Do you need an MRA scan? Here’s what you should know about the procedure.


What Is an MRA (MR Angiography) Scan?

Magnetic resonance angiogram (MRA) scans provide incredibly detailed images of the body’s blood vessels — MRAs are a form of MRIs.

Using magnetic field and radio wave energy pulses, the MRA provides information that X-rays, CT scans or ultrasounds can’t always obtain. MRA exams are most often used on your neck, legs, kidneys and brain to gather information about the condition of the blood vessel walls and blood flow. They also can be used to search for aneurysms, calcium deposits and clots within the blood vessels.
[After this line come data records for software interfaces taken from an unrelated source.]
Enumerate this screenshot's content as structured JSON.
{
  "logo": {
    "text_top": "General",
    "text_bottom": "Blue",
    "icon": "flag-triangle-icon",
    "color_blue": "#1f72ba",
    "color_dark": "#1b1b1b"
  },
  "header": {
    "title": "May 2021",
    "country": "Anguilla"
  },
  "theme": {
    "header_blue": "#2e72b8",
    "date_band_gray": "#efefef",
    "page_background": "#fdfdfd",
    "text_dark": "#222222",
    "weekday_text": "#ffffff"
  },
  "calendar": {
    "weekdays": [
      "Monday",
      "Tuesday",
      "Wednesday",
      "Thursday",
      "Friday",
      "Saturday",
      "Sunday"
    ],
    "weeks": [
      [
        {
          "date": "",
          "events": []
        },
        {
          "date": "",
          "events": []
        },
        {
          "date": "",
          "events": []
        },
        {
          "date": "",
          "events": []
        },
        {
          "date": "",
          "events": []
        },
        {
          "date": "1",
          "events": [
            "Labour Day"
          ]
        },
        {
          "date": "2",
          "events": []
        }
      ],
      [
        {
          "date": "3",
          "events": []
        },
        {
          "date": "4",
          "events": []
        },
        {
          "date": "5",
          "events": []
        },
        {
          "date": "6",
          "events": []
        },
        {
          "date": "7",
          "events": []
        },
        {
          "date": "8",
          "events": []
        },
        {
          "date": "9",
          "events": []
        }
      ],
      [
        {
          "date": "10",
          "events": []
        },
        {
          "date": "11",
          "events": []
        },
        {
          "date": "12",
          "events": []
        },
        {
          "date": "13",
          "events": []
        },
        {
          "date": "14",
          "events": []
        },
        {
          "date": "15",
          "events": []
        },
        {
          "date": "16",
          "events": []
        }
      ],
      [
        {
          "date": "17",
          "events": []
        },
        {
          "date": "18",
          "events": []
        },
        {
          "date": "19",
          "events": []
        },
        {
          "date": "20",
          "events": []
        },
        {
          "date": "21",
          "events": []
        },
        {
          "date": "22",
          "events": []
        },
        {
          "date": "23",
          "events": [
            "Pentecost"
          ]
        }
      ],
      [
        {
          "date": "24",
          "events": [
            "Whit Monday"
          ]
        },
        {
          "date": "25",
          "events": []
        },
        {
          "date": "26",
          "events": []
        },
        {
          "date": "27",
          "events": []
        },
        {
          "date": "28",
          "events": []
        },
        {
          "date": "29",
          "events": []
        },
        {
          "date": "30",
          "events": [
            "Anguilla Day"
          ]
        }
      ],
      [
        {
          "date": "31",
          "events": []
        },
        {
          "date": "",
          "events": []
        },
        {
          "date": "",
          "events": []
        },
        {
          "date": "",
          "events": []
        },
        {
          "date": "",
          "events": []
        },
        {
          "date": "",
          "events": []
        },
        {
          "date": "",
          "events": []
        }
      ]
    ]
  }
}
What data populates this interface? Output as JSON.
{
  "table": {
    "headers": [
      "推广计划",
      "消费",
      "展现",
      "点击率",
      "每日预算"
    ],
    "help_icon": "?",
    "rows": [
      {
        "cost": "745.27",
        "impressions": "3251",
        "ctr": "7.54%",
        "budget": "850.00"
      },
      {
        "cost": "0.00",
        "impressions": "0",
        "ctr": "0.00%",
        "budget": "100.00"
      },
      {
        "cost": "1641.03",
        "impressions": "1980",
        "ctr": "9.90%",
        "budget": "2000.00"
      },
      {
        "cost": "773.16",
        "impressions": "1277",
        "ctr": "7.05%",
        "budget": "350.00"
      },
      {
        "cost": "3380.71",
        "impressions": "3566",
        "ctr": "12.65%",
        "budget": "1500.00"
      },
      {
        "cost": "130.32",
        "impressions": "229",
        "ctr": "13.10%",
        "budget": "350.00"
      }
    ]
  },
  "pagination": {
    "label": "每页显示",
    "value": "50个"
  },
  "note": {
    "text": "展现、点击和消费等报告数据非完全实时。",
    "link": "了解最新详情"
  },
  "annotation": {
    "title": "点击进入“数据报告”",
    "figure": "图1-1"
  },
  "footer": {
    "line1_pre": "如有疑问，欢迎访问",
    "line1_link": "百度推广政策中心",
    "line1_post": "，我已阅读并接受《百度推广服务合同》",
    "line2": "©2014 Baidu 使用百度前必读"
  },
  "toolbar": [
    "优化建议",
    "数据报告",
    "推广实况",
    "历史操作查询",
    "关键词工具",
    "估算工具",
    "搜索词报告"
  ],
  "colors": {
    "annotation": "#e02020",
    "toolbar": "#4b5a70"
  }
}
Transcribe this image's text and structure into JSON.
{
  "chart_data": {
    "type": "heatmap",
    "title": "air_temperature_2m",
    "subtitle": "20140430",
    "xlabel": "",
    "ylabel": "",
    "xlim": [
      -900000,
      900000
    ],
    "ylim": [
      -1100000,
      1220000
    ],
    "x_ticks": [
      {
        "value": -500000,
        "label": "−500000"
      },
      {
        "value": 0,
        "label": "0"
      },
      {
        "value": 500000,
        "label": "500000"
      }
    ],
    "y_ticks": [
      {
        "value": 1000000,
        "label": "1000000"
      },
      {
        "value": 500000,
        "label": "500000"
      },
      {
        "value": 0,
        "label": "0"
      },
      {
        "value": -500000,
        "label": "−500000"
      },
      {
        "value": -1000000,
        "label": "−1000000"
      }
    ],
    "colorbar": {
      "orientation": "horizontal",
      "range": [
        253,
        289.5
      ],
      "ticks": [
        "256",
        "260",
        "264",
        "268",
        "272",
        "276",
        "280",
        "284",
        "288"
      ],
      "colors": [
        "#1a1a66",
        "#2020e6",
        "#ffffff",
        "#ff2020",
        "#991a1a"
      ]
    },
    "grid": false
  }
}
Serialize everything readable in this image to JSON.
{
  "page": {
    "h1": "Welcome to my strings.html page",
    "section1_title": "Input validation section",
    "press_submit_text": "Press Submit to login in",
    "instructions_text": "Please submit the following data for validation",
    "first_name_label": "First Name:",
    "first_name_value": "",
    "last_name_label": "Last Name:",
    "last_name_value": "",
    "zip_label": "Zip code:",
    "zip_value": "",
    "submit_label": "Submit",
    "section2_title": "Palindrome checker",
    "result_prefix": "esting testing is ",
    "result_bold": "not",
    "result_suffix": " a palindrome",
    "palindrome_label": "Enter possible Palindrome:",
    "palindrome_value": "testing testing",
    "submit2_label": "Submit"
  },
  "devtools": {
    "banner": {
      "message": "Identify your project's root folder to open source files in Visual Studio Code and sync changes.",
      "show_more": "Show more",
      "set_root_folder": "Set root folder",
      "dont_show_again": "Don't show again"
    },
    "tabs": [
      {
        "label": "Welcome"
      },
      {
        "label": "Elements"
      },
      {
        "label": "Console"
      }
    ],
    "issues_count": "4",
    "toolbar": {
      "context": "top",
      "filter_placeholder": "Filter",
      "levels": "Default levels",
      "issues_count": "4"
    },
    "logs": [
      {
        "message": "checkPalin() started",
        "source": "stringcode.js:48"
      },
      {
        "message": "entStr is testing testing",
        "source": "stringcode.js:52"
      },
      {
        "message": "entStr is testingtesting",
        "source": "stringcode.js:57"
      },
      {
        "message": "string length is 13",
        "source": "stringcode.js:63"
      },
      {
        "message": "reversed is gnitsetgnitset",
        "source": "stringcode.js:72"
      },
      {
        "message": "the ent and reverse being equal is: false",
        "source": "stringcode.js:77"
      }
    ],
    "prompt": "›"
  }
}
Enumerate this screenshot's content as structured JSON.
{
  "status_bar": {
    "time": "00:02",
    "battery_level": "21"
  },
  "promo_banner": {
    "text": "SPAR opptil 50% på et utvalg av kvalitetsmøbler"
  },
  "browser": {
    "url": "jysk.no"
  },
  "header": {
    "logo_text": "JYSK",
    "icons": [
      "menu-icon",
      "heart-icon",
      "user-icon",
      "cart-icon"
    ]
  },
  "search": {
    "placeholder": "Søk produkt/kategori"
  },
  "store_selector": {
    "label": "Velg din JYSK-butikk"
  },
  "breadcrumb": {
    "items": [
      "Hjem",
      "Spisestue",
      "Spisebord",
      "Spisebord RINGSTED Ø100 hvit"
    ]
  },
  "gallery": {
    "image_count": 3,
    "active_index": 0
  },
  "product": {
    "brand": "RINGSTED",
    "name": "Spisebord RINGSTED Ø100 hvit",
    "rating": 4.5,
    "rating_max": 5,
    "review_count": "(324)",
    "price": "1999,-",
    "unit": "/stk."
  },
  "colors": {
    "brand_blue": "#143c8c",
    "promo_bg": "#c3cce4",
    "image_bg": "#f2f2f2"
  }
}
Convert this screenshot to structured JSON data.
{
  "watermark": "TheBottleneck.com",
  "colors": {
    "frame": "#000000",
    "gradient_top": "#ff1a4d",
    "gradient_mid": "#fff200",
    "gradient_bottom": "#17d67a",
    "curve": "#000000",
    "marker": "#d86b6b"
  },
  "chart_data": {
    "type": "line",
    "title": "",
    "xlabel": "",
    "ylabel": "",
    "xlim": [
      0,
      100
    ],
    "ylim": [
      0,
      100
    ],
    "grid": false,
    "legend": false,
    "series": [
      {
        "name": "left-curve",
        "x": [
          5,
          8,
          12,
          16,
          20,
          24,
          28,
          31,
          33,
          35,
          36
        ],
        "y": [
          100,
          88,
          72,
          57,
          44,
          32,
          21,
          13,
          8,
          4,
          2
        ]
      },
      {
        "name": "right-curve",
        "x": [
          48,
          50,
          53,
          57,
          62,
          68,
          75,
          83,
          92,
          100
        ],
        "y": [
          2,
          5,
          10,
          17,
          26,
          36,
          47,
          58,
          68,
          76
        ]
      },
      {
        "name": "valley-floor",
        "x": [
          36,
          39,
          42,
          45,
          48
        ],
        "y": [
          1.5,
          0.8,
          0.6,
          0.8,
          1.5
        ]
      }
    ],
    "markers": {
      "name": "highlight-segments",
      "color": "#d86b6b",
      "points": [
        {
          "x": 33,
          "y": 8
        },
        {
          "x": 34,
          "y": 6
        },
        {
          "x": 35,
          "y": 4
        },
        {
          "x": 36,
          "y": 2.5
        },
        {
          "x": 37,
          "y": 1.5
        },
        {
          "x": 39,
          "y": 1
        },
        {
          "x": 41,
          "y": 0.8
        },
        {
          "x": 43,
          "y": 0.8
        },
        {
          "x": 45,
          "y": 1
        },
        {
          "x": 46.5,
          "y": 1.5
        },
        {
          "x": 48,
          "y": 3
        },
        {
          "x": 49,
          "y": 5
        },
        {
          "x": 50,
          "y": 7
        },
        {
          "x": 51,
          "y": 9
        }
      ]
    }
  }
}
Sometimes, a contrast dye is used to provide better definition of the blood vessels in the scan’s images.

What to Expect During an MRA Scan

When you get an MRA scan, you’ll place only the area of the body being studied inside the MRI machine. You will be asked to lie on the bed, which slides into the large cylindrical opening of the machine. It’s important to remain as still as possible throughout the procedure, so you don’t distort the scan’s images. A microphone in the machine allows you to speak with the technician whenever you need to.

Once the scan begins, you will hear loud banging noises as well as the hum of the MRI machine. This is completely normal. We will provide you with earplugs and/or headphones to block out the noise and allow you to listen to music during the scanning process. You can expect the entire procedure to last anywhere from 30 to 90 minutes, and potentially longer if contrast material is used.

Benefits of MRA Scans

MRA scans provide many distinct benefits both to patients and the physicians who use the images to diagnose health concerns:

  • Unlike X-rays and CT scans, MRA and MRI scans don’t utilize radiation
  • In many instances, MRA scans detect information that ultrasounds, X-rays and CT scans miss
  • An MRA examination is noninvasive
  • MRA scans can detect problems with blood vessels that cause reduced blood flow

Uses of MRA Scans

An MRA scan is an extremely useful diagnostic tool that’s primary purpose is to find any problems that may exist with your blood vessels. Some of the most common uses for an MRA include:

  • Detection of aneurysms, calcium deposits or clots within blood vessels
  • Discovering blood vessel abnormalities within the brain, such as inflammation or congenital disabilities
  • Finding any existing narrowing within the blood vessels
  • Diagnosis of lesions in arteries that could disrupt blood flow to the brain
  • Evaluation of stroke patients
  • Defining blood supply to vascular tumors in the brain
  • And much more